The land in the northeastern corner of Washington County on the Pennsylvania border that was to become Fort Ritchie was first the home of an ice company.
Thaddeus Allen Wastler figured that a frozen man-made lake could be a profitable source for ice if it was near southern ice markets, according to a 1983 story in The Herald Mail. Construction began in 1901 on Lower Lake Royer.
As it turned out, a rail siding built to carry the ice to its markets for use in iceboxes was too close to the lake and cinders from trains blew onto the ice. Rather than move the siding, Wastler built a second lake, Upper Lake Royer.
Electrical refrigeration led to the downfall of Wastler's ice company but freed up the land for use as a military base.
A committee in charge of choosing a site for a Maryland National Guard training facility selected the property in the 1920s.
In 1926, the State of Maryland purchased 580 acres of land for $60,000 and began developing a brigade training area for the Maryland National Guard.
The area was named Camp Ritchie, in honor of the then-governor of Maryland, Albert C. Ritchie.
"In the mid-1920s, Capt. (Robert) Barrick of the National Guard was tasked with creating the camp facilities and buildings," said Bill Hofmann, the senior property and environmental services manager of Fort Ritchie Corporate Office Properties Trust (COPT), the company that is developing the property.
In 1932, public works projects, like others around the country that provided jobs during the Depression years, were undertaken at the fort. The two main entrance gates and another regimental area were completed during that period, The Herald-Mail reported in 1983.
In 1942, the federal government ordered that the camp be turned into a War Department Military Intelligence Training Center.

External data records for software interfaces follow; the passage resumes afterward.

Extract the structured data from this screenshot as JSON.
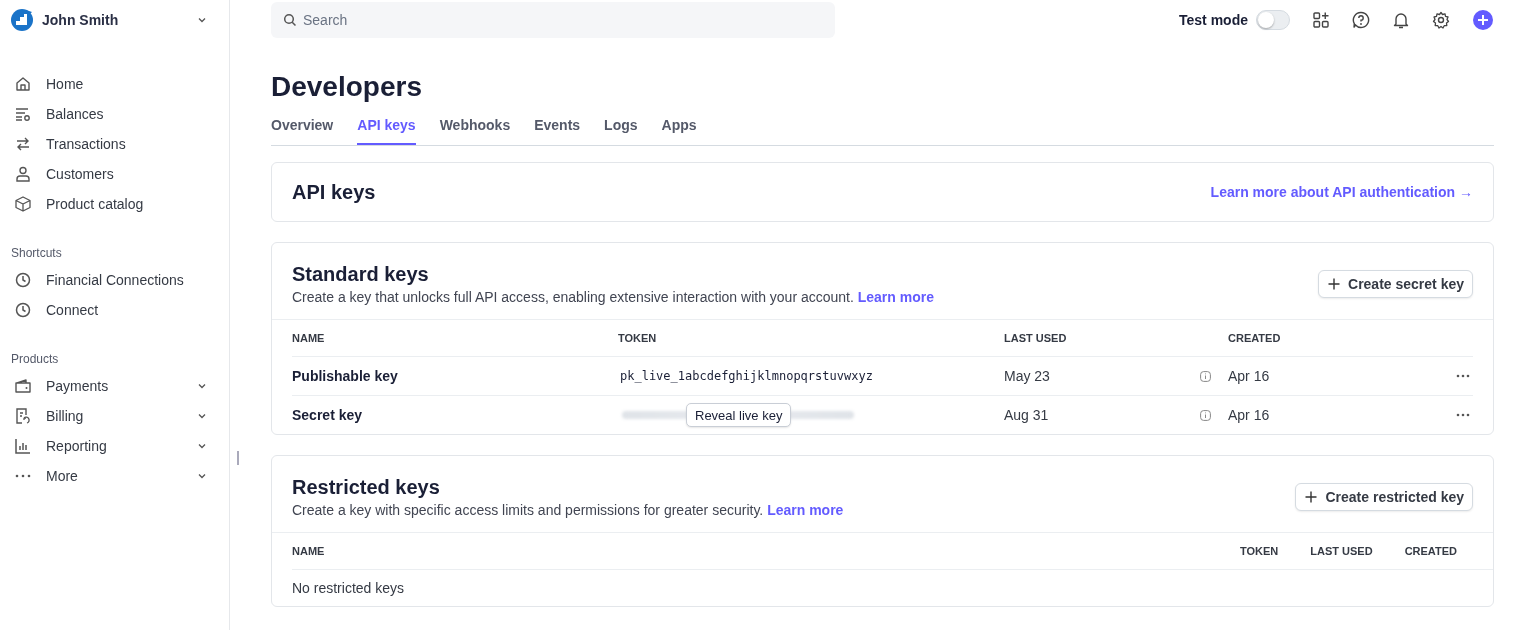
{
  "account": {
    "name": "John Smith",
    "expanded": false
  },
  "nav": [
    {
      "label": "Home"
    },
    {
      "label": "Balances"
    },
    {
      "label": "Transactions"
    },
    {
      "label": "Customers"
    },
    {
      "label": "Product catalog"
    }
  ],
  "shortcuts": {
    "title": "Shortcuts",
    "items": [
      {
        "label": "Financial Connections"
      },
      {
        "label": "Connect"
      }
    ]
  },
  "products": {
    "title": "Products",
    "items": [
      {
        "label": "Payments",
        "expanded": false
      },
      {
        "label": "Billing",
        "expanded": false
      },
      {
        "label": "Reporting",
        "expanded": false
      },
      {
        "label": "More",
        "expanded": false
      }
    ]
  },
  "search": {
    "placeholder": "Search"
  },
  "test_mode": {
    "label": "Test mode",
    "on": false
  },
  "page_title": "Developers",
  "tabs": [
    {
      "label": "Overview",
      "selected": false
    },
    {
      "label": "API keys",
      "selected": true
    },
    {
      "label": "Webhooks",
      "selected": false
    },
    {
      "label": "Events",
      "selected": false
    },
    {
      "label": "Logs",
      "selected": false
    },
    {
      "label": "Apps",
      "selected": false
    }
  ],
  "api_keys": {
    "title": "API keys",
    "link": "Learn more about API authentication →"
  },
  "standard_keys": {
    "title": "Standard keys",
    "description": "Create a key that unlocks full API access, enabling extensive interaction with your account.",
    "link": "Learn more",
    "button": "Create secret key",
    "columns": [
      "NAME",
      "TOKEN",
      "LAST USED",
      "CREATED"
    ],
    "rows": [
      {
        "name": "Publishable key",
        "revealed": true,
        "token": "pk_live_1abcdefghijklmnopqrstuvwxyz",
        "last_used": "May 23",
        "created": "Apr 16"
      },
      {
        "name": "Secret key",
        "revealed": false,
        "reveal_button": "Reveal live key",
        "last_used": "Aug 31",
        "created": "Apr 16"
      }
    ]
  },
  "restricted_keys": {
    "title": "Restricted keys",
    "description": "Create a key with specific access limits and permissions for greater security.",
    "link": "Learn more",
    "button": "Create restricted key",
    "columns": [
      "NAME",
      "TOKEN",
      "LAST USED",
      "CREATED"
    ],
    "empty": "No restricted keys"
  }
}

The book "Maryland in World War II" describes Ritchie's mission then as "the training of interrogator, interpreter, translator, order of battle, photo interpreter and counter-intellegence teams."
An estimated 20,000 intelligence troops were housed and trained at the campsite over a four-year period during World War II.

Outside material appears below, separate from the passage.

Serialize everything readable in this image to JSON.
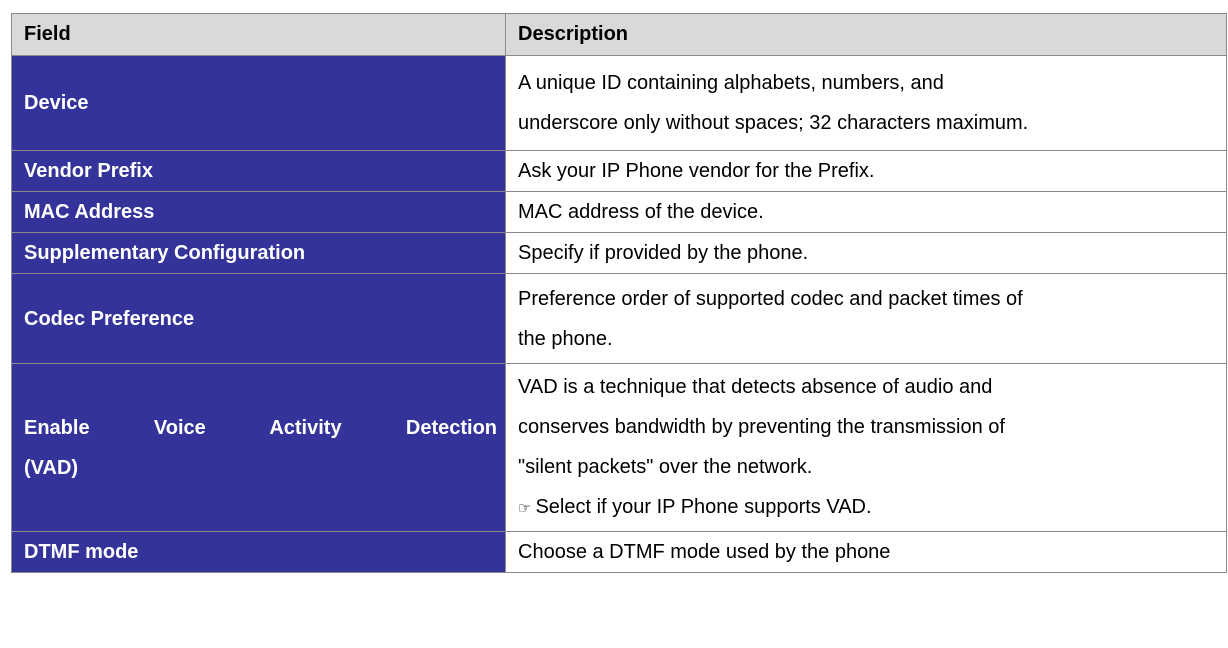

Among the structures built to help in the training effort was a mock German village. The newspaper said the village did not survive, probably because it was built of burlap and plywood.

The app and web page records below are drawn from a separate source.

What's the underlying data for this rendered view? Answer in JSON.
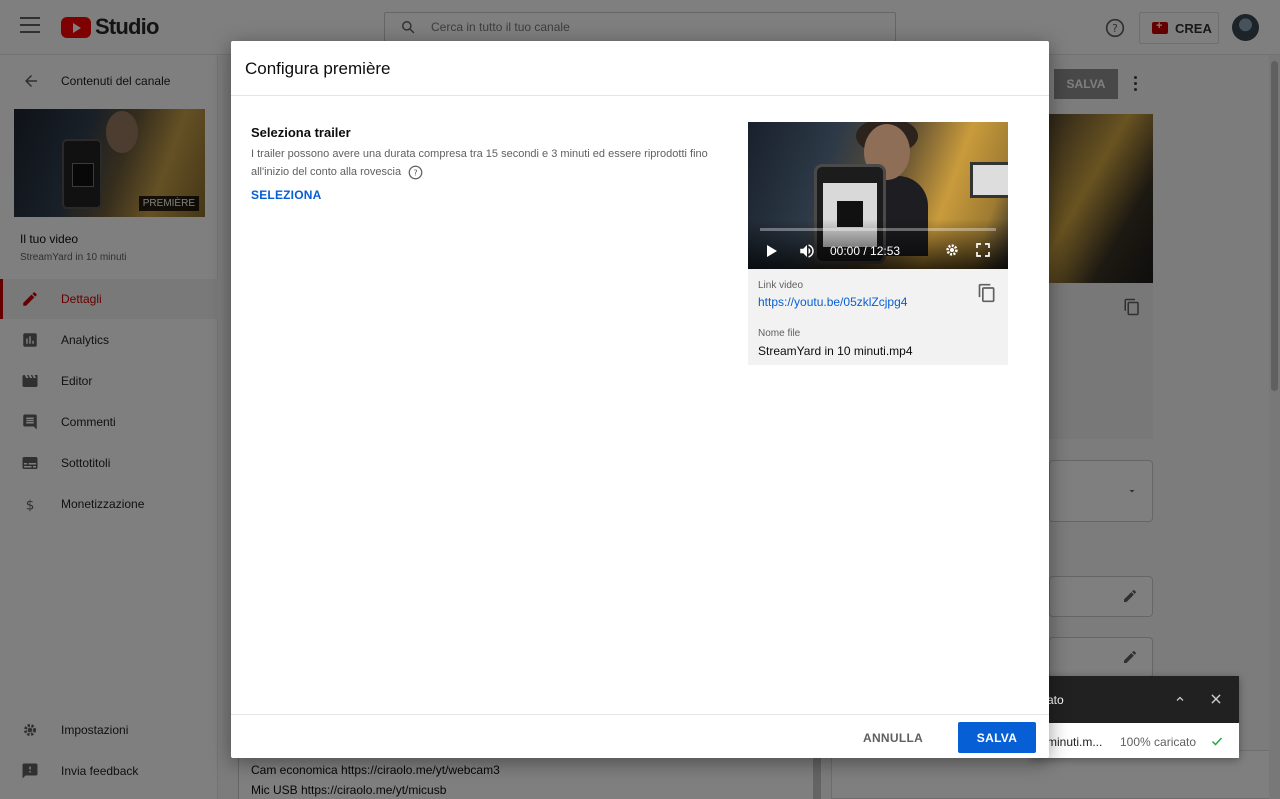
{
  "app": {
    "logo_text": "Studio",
    "brand_color": "#ff0000",
    "accent_color": "#065fd4"
  },
  "header": {
    "search_placeholder": "Cerca in tutto il tuo canale",
    "create_label": "CREA"
  },
  "sidebar": {
    "back_label": "Contenuti del canale",
    "thumbnail_badge": "PREMIÈRE",
    "video_title": "Il tuo video",
    "video_subtitle": "StreamYard in 10 minuti",
    "nav": [
      {
        "label": "Dettagli",
        "icon": "pencil-icon",
        "active": true
      },
      {
        "label": "Analytics",
        "icon": "analytics-icon"
      },
      {
        "label": "Editor",
        "icon": "editor-icon"
      },
      {
        "label": "Commenti",
        "icon": "comments-icon"
      },
      {
        "label": "Sottotitoli",
        "icon": "subtitles-icon"
      },
      {
        "label": "Monetizzazione",
        "icon": "dollar-icon"
      }
    ],
    "footer": [
      {
        "label": "Impostazioni",
        "icon": "gear-icon"
      },
      {
        "label": "Invia feedback",
        "icon": "feedback-icon"
      }
    ]
  },
  "background_page": {
    "save_label": "SALVA",
    "description_lines": [
      "Cam economica https://ciraolo.me/yt/webcam3",
      "Mic USB https://ciraolo.me/yt/micusb"
    ]
  },
  "upload_toast": {
    "title": "ato",
    "file": "minuti.m...",
    "status": "100% caricato"
  },
  "dialog": {
    "title": "Configura première",
    "section_title": "Seleziona trailer",
    "section_description": "I trailer possono avere una durata compresa tra 15 secondi e 3 minuti ed essere riprodotti fino all'inizio del conto alla rovescia",
    "select_label": "SELEZIONA",
    "player_time": "00:00 / 12:53",
    "link_label": "Link video",
    "link_value": "https://youtu.be/05zklZcjpg4",
    "file_label": "Nome file",
    "file_value": "StreamYard in 10 minuti.mp4",
    "cancel_label": "ANNULLA",
    "save_label": "SALVA"
  }
}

The Ritchie Boys
Rudolf "Rudy" Michaels, 91, was among those who trained at Camp Ritchie during that period.
"The training was the most intensive training ever," he said.
Michaels was trained to be a German prisoner-of-war interrogator.
"No day was like any other day," Michaels said in a recent phone interview from his home in Sacramento, Calif. "We did field exercises and trained very little in hand-to-hand combat."
Michaels and many of the troops stationed at Camp Ritchie were young Jewish refugees who escaped Nazi Germany and fled to the United States. This group became known as The Ritchie Boys, who were the basis of a documentary film of the same name.
In 2004, Christian Bauer filmed "The Ritchie Boys," an Oscar-nominated documentary about the life of the Jewish soldiers who fled Nazi Germany. The film outlines their experiences at Camp Ritchie.
"The term 'Ritchie Boys' was the name we gave ourselves and each other," Michaels said.
After The Ritchie Boys completed their training, they returned to Europe as American soldiers trained to fight Hitler's army.
Michaels said the fight against their native country was emotional for some, but not for him.
"I had no qualms," Michaels said. "I never felt any loyalty toward Germany after being forced to flee. I was happy to be an American soldier. I felt great, vengeance is mine."
Supporting Site R
From the mid-1940s to around 1948, the post once again was used as a training station for the Maryland National Guard.
During that period, a hospital built during the fort's days as a military training camp was used as the State Chronic Disease Hospital, the newspaper reported.
Then, "around 1948, the Army bought back the property," Hofmann said.